Last year, Isa Beniston wowed me with her playful clothing that looked like the pages of a sketchbook. She’s been busy since then; through her retail line called Gentle Thrills, she’s released her most recent collection for spring, the aptly-named Get Sprung. Here, Isa branches out from hand-painted clothing and includes revamped vintage and military surplus pieces into her one-of-a-kind garments. They’re adorned with embroidery based on her own drawings, and the colorful additions add a contemporary look and feel to these upcycled pieces.
Fusing folk art with the Latin names of men and beasts, illustrator Sarah Walsh has produced a colorful series called Folk Science. She’s taken eight subjects—from rabbits to lions to a guy with a healthy beard—and decorated their bodies with florals. In every painting, Sarah includes a hand lettered label with their scientific moniker—creating an unlikely fusion of the two worlds.
Drips are in. Sweet, sticky drip cakes are one of Pinterest’s 2017 wedding trends, and the same goes for ceramics. The latest drip pots by the London-based Kinska use her signature minimalist palette and tiny faces that are overrun by dribbles of black and white glaze. But rather than looking messy and haphazard, it adds visual tension to the otherwise sweet, tranquil faces—like these pot people are slowly melting from within.
Most of us have probably heard of the toy company Fisher-Price. They’re the manufacturers of classics like Little People, Power Wheels, and the View Master. It’s been around since the 1930s, and was co-founded by Golden Age illustrator Margaret Evans Price. Before she founded one of the world’s most popular toy manufacturers, however, she was a young girl interested in art. And, talented, too; she sold her first illustrated story to the Boston Journal when she was just 12 years old.
“Men are often portrayed in the company of dogs,” Sam Kalda writes in his book Of Cats and Men. “They hunt together, run happily side by side, and ride shoulder to shoulder in mud-splattered pickups—the perfect image of masculine bliss. The dog is, after all, man’s best friend. Some men, that is.” But what about the feline muses that inspired some of history’s great artists, writers, and thinkers? Well, they’re profiled in this beautifully illustrated and delightfully written book.

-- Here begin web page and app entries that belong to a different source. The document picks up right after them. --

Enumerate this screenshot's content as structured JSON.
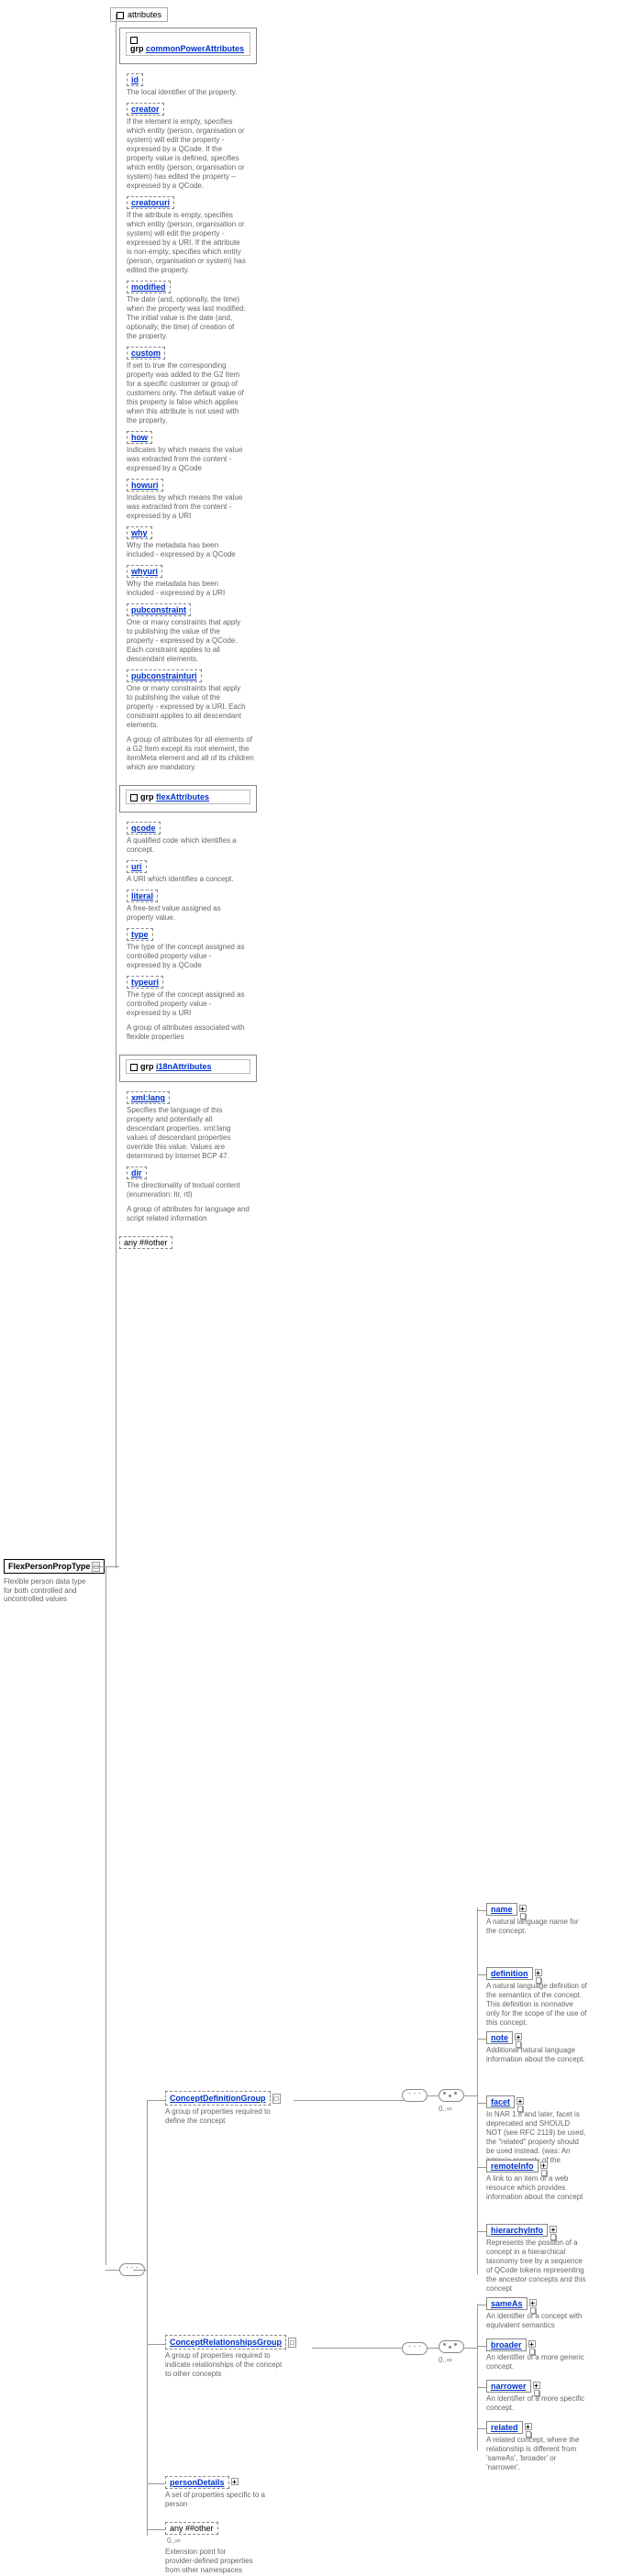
{
  "root": {
    "name": "FlexPersonPropType",
    "desc": "Flexible person data type for both controlled and uncontrolled values"
  },
  "attributes_label": "attributes",
  "grp_prefix": "grp",
  "commonPower": {
    "name": "commonPowerAttributes",
    "items": [
      {
        "label": "id",
        "desc": "The local identifier of the property."
      },
      {
        "label": "creator",
        "desc": "If the element is empty, specifies which entity (person, organisation or system) will edit the property - expressed by a QCode. If the property value is defined, specifies which entity (person, organisation or system) has edited the property – expressed by a QCode."
      },
      {
        "label": "creatoruri",
        "desc": "If the attribute is empty, specifies which entity (person, organisation or system) will edit the property - expressed by a URI. If the attribute is non-empty, specifies which entity (person, organisation or system) has edited the property."
      },
      {
        "label": "modified",
        "desc": "The date (and, optionally, the time) when the property was last modified. The initial value is the date (and, optionally, the time) of creation of the property."
      },
      {
        "label": "custom",
        "desc": "If set to true the corresponding property was added to the G2 Item for a specific customer or group of customers only. The default value of this property is false which applies when this attribute is not used with the property."
      },
      {
        "label": "how",
        "desc": "Indicates by which means the value was extracted from the content - expressed by a QCode"
      },
      {
        "label": "howuri",
        "desc": "Indicates by which means the value was extracted from the content - expressed by a URI"
      },
      {
        "label": "why",
        "desc": "Why the metadata has been included - expressed by a QCode"
      },
      {
        "label": "whyuri",
        "desc": "Why the metadata has been included - expressed by a URI"
      },
      {
        "label": "pubconstraint",
        "desc": "One or many constraints that apply to publishing the value of the property - expressed by a QCode. Each constraint applies to all descendant elements."
      },
      {
        "label": "pubconstrainturi",
        "desc": "One or many constraints that apply to publishing the value of the property - expressed by a URI. Each constraint applies to all descendant elements."
      }
    ],
    "group_desc": "A group of attributes for all elements of a G2 Item except its root element, the itemMeta element and all of its children which are mandatory."
  },
  "flexAttributes": {
    "name": "flexAttributes",
    "items": [
      {
        "label": "qcode",
        "desc": "A qualified code which identifies a concept."
      },
      {
        "label": "uri",
        "desc": "A URI which identifies a concept."
      },
      {
        "label": "literal",
        "desc": "A free-text value assigned as property value."
      },
      {
        "label": "type",
        "desc": "The type of the concept assigned as controlled property value - expressed by a QCode"
      },
      {
        "label": "typeuri",
        "desc": "The type of the concept assigned as controlled property value - expressed by a URI"
      }
    ],
    "group_desc": "A group of attributes associated with flexible properties"
  },
  "i18nAttributes": {
    "name": "i18nAttributes",
    "items": [
      {
        "label": "xml:lang",
        "desc": "Specifies the language of this property and potentially all descendant properties. xml:lang values of descendant properties override this value. Values are determined by Internet BCP 47."
      },
      {
        "label": "dir",
        "desc": "The directionality of textual content (enumeration: ltr, rtl)"
      }
    ],
    "group_desc": "A group of attributes for language and script related information"
  },
  "any_other": "any ##other",
  "conceptDefinition": {
    "name": "ConceptDefinitionGroup",
    "desc": "A group of properties required to define the concept"
  },
  "conceptRelationships": {
    "name": "ConceptRelationshipsGroup",
    "desc": "A group of properties required to indicate relationships of the concept to other concepts"
  },
  "personDetails": {
    "name": "personDetails",
    "desc": "A set of properties specific to a person"
  },
  "extPoint": {
    "name": "any ##other",
    "desc": "Extension point for provider-defined properties from other namespaces",
    "occurs": "0..∞"
  },
  "occurs_inf": "0..∞",
  "cdg_elems": [
    {
      "label": "name",
      "desc": "A natural language name for the concept."
    },
    {
      "label": "definition",
      "desc": "A natural language definition of the semantics of the concept. This definition is normative only for the scope of the use of this concept."
    },
    {
      "label": "note",
      "desc": "Additional natural language information about the concept."
    },
    {
      "label": "facet",
      "desc": "In NAR 1.8 and later, facet is deprecated and SHOULD NOT (see RFC 2119) be used, the \"related\" property should be used instead. (was: An intrinsic property of the concept.)"
    },
    {
      "label": "remoteInfo",
      "desc": "A link to an item or a web resource which provides information about the concept"
    },
    {
      "label": "hierarchyInfo",
      "desc": "Represents the position of a concept in a hierarchical taxonomy tree by a sequence of QCode tokens representing the ancestor concepts and this concept"
    }
  ],
  "crg_elems": [
    {
      "label": "sameAs",
      "desc": "An identifier of a concept with equivalent semantics"
    },
    {
      "label": "broader",
      "desc": "An identifier of a more generic concept."
    },
    {
      "label": "narrower",
      "desc": "An identifier of a more specific concept."
    },
    {
      "label": "related",
      "desc": "A related concept, where the relationship is different from 'sameAs', 'broader' or 'narrower'."
    }
  ]
}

This time of year, painted eggs are a popular way to celebrate spring and Easter. What comes to my mind is the egg dye kits you used to get from the grocery story. You’d use a crayon to mask the area you wanted to keep white and then dip the egg and hope it looked good. Most of it was left up to chance.
Out of all the approaches to image making, cut paper illustration is my favorite. The process is often a tedious one, but the results are awe-inspiring. Paper can quickly transform from a 2D composition into 3D, and these types of illustrations have the look of sculptures with elements that cast shadows. This visual depth is the best part of about paper illustration. In addition, it gives you a distinct feeling that the piece is made by hand, and that the meticulous snips of the scissors or the slice of an X-Acto knife were all part of the journey into creating the final result.
The longer that Society6 is around, the more practical products it carries. (Years ago, I bought a shower curtain that I still use!) And I’m continually impressed with how they offer illustrators the opportunity to sell their work through products other than prints. One of their latest offerings is comfy seating—floor pillows! Available in square or round shapes, they’re perfect for making a cozy reading nook. Or, if you’ve got a large furry friend, it could be a fancy bed.
Like so many people on the internet, I’ve fallen in love with the work of Elisa Lefebvre. The colorful illustrated ceramics feature a watercolor-esque application of glaze. So despite their strong, often stout forms, the pieces have a feeling of levity and airiness. It’s this juxtaposition that makes them irresistible and draws you towards them—especially the animal pieces. I like the peekaboo holes cut in cats and dogs that showcases small cut leaves.